/---

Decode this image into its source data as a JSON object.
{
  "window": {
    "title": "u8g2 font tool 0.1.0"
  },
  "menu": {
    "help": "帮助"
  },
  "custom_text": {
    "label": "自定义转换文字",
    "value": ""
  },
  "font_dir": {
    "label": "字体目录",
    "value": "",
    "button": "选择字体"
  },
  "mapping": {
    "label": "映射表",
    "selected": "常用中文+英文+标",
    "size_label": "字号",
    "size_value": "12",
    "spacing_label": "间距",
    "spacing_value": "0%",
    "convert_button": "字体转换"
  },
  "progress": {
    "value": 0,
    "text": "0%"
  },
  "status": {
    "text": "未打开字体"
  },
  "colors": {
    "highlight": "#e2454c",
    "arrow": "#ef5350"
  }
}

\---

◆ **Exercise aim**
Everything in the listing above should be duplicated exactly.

◆ **Solution**
Decode this image into its source data as a JSON object.
{
  "window": {
    "title": "u8g2 font tool 0.1.0"
  },
  "menu": {
    "help": "帮助"
  },
  "custom_text": {
    "label": "自定义转换文字",
    "value": ""
  },
  "font_dir": {
    "label": "字体目录",
    "value": "",
    "button": "选择字体"
  },
  "mapping": {
    "label": "映射表",
    "selected": "常用中文+英文+标",
    "size_label": "字号",
    "size_value": "12",
    "spacing_label": "间距",
    "spacing_value": "0%",
    "convert_button": "字体转换"
  },
  "progress": {
    "value": 0,
    "text": "0%"
  },
  "status": {
    "text": "未打开字体"
  },
  "colors": {
    "highlight": "#e2454c",
    "arrow": "#ef5350"
  }
}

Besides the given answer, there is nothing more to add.